━━━━━ Exercise materials

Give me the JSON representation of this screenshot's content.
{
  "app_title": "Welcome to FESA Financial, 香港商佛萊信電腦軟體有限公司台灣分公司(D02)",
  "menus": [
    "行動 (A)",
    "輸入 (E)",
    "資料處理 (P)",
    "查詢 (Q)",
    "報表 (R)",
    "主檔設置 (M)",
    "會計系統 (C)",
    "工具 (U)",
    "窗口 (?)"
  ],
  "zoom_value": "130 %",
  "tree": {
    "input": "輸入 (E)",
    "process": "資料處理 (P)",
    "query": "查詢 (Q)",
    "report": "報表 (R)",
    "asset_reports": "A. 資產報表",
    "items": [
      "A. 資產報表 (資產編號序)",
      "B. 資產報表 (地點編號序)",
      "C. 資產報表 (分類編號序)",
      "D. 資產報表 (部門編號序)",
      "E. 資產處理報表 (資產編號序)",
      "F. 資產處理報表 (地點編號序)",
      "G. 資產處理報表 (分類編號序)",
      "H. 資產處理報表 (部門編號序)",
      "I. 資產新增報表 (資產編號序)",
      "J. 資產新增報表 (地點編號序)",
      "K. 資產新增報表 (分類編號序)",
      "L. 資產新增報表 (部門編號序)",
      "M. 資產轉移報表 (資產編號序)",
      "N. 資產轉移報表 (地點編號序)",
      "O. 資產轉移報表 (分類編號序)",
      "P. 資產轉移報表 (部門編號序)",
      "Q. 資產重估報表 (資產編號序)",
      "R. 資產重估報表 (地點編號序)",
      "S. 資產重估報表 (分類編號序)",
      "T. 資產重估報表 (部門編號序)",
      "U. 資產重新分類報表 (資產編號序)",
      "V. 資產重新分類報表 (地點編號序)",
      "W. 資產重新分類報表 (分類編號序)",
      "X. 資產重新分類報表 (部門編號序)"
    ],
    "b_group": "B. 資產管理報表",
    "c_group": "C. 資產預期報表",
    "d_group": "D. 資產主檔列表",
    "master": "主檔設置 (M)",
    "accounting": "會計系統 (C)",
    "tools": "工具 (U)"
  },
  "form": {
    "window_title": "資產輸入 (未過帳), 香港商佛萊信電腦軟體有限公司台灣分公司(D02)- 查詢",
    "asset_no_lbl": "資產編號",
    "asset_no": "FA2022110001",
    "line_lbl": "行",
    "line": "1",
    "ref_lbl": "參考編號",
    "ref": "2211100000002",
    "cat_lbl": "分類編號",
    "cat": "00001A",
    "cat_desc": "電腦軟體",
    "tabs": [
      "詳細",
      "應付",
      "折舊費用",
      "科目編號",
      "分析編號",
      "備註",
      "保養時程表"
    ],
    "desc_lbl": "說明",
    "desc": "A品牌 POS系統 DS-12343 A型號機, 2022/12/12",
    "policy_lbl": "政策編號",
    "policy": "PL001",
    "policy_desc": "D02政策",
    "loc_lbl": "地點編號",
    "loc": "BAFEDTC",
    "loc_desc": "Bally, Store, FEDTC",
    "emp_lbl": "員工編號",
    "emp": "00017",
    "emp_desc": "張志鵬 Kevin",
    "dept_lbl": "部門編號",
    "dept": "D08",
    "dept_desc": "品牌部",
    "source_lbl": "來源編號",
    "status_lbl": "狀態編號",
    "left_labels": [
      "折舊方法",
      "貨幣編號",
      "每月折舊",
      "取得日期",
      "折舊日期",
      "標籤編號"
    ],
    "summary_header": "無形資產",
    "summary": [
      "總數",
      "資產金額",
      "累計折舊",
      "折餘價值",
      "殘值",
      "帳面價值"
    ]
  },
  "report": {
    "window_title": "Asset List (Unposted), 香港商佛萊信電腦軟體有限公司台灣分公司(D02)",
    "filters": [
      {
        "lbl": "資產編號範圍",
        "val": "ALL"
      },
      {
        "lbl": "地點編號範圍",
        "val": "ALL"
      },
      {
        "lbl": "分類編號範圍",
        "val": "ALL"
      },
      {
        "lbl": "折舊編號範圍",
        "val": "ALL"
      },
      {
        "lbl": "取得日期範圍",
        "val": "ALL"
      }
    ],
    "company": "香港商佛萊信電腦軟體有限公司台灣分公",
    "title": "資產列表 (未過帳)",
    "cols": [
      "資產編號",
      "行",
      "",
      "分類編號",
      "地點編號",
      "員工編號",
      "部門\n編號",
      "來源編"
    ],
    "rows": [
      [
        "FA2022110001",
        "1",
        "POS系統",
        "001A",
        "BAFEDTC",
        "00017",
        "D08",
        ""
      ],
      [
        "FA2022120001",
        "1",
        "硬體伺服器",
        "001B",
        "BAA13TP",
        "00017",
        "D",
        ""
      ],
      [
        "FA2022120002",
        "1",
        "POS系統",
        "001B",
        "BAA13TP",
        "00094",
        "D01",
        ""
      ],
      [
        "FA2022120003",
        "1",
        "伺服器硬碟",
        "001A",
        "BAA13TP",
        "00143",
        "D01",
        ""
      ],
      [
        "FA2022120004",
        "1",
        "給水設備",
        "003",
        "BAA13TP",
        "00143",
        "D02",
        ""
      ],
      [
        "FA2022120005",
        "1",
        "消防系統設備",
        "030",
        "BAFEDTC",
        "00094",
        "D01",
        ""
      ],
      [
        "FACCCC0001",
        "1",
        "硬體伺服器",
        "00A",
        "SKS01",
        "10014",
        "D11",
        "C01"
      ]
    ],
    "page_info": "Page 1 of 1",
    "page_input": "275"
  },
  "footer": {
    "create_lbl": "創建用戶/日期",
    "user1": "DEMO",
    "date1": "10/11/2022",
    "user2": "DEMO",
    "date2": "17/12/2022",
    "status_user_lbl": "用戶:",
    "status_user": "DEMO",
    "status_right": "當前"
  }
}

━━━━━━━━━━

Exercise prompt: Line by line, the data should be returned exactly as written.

Task answer:
Give me the JSON representation of this screenshot's content.
{
  "app_title": "Welcome to FESA Financial, 香港商佛萊信電腦軟體有限公司台灣分公司(D02)",
  "menus": [
    "行動 (A)",
    "輸入 (E)",
    "資料處理 (P)",
    "查詢 (Q)",
    "報表 (R)",
    "主檔設置 (M)",
    "會計系統 (C)",
    "工具 (U)",
    "窗口 (?)"
  ],
  "zoom_value": "130 %",
  "tree": {
    "input": "輸入 (E)",
    "process": "資料處理 (P)",
    "query": "查詢 (Q)",
    "report": "報表 (R)",
    "asset_reports": "A. 資產報表",
    "items": [
      "A. 資產報表 (資產編號序)",
      "B. 資產報表 (地點編號序)",
      "C. 資產報表 (分類編號序)",
      "D. 資產報表 (部門編號序)",
      "E. 資產處理報表 (資產編號序)",
      "F. 資產處理報表 (地點編號序)",
      "G. 資產處理報表 (分類編號序)",
      "H. 資產處理報表 (部門編號序)",
      "I. 資產新增報表 (資產編號序)",
      "J. 資產新增報表 (地點編號序)",
      "K. 資產新增報表 (分類編號序)",
      "L. 資產新增報表 (部門編號序)",
      "M. 資產轉移報表 (資產編號序)",
      "N. 資產轉移報表 (地點編號序)",
      "O. 資產轉移報表 (分類編號序)",
      "P. 資產轉移報表 (部門編號序)",
      "Q. 資產重估報表 (資產編號序)",
      "R. 資產重估報表 (地點編號序)",
      "S. 資產重估報表 (分類編號序)",
      "T. 資產重估報表 (部門編號序)",
      "U. 資產重新分類報表 (資產編號序)",
      "V. 資產重新分類報表 (地點編號序)",
      "W. 資產重新分類報表 (分類編號序)",
      "X. 資產重新分類報表 (部門編號序)"
    ],
    "b_group": "B. 資產管理報表",
    "c_group": "C. 資產預期報表",
    "d_group": "D. 資產主檔列表",
    "master": "主檔設置 (M)",
    "accounting": "會計系統 (C)",
    "tools": "工具 (U)"
  },
  "form": {
    "window_title": "資產輸入 (未過帳), 香港商佛萊信電腦軟體有限公司台灣分公司(D02)- 查詢",
    "asset_no_lbl": "資產編號",
    "asset_no": "FA2022110001",
    "line_lbl": "行",
    "line": "1",
    "ref_lbl": "參考編號",
    "ref": "2211100000002",
    "cat_lbl": "分類編號",
    "cat": "00001A",
    "cat_desc": "電腦軟體",
    "tabs": [
      "詳細",
      "應付",
      "折舊費用",
      "科目編號",
      "分析編號",
      "備註",
      "保養時程表"
    ],
    "desc_lbl": "說明",
    "desc": "A品牌 POS系統 DS-12343 A型號機, 2022/12/12",
    "policy_lbl": "政策編號",
    "policy": "PL001",
    "policy_desc": "D02政策",
    "loc_lbl": "地點編號",
    "loc": "BAFEDTC",
    "loc_desc": "Bally, Store, FEDTC",
    "emp_lbl": "員工編號",
    "emp": "00017",
    "emp_desc": "張志鵬 Kevin",
    "dept_lbl": "部門編號",
    "dept": "D08",
    "dept_desc": "品牌部",
    "source_lbl": "來源編號",
    "status_lbl": "狀態編號",
    "left_labels": [
      "折舊方法",
      "貨幣編號",
      "每月折舊",
      "取得日期",
      "折舊日期",
      "標籤編號"
    ],
    "summary_header": "無形資產",
    "summary": [
      "總數",
      "資產金額",
      "累計折舊",
      "折餘價值",
      "殘值",
      "帳面價值"
    ]
  },
  "report": {
    "window_title": "Asset List (Unposted), 香港商佛萊信電腦軟體有限公司台灣分公司(D02)",
    "filters": [
      {
        "lbl": "資產編號範圍",
        "val": "ALL"
      },
      {
        "lbl": "地點編號範圍",
        "val": "ALL"
      },
      {
        "lbl": "分類編號範圍",
        "val": "ALL"
      },
      {
        "lbl": "折舊編號範圍",
        "val": "ALL"
      },
      {
        "lbl": "取得日期範圍",
        "val": "ALL"
      }
    ],
    "company": "香港商佛萊信電腦軟體有限公司台灣分公",
    "title": "資產列表 (未過帳)",
    "cols": [
      "資產編號",
      "行",
      "",
      "分類編號",
      "地點編號",
      "員工編號",
      "部門\n編號",
      "來源編"
    ],
    "rows": [
      [
        "FA2022110001",
        "1",
        "POS系統",
        "001A",
        "BAFEDTC",
        "00017",
        "D08",
        ""
      ],
      [
        "FA2022120001",
        "1",
        "硬體伺服器",
        "001B",
        "BAA13TP",
        "00017",
        "D",
        ""
      ],
      [
        "FA2022120002",
        "1",
        "POS系統",
        "001B",
        "BAA13TP",
        "00094",
        "D01",
        ""
      ],
      [
        "FA2022120003",
        "1",
        "伺服器硬碟",
        "001A",
        "BAA13TP",
        "00143",
        "D01",
        ""
      ],
      [
        "FA2022120004",
        "1",
        "給水設備",
        "003",
        "BAA13TP",
        "00143",
        "D02",
        ""
      ],
      [
        "FA2022120005",
        "1",
        "消防系統設備",
        "030",
        "BAFEDTC",
        "00094",
        "D01",
        ""
      ],
      [
        "FACCCC0001",
        "1",
        "硬體伺服器",
        "00A",
        "SKS01",
        "10014",
        "D11",
        "C01"
      ]
    ],
    "page_info": "Page 1 of 1",
    "page_input": "275"
  },
  "footer": {
    "create_lbl": "創建用戶/日期",
    "user1": "DEMO",
    "date1": "10/11/2022",
    "user2": "DEMO",
    "date2": "17/12/2022",
    "status_user_lbl": "用戶:",
    "status_user": "DEMO",
    "status_right": "當前"
  }
}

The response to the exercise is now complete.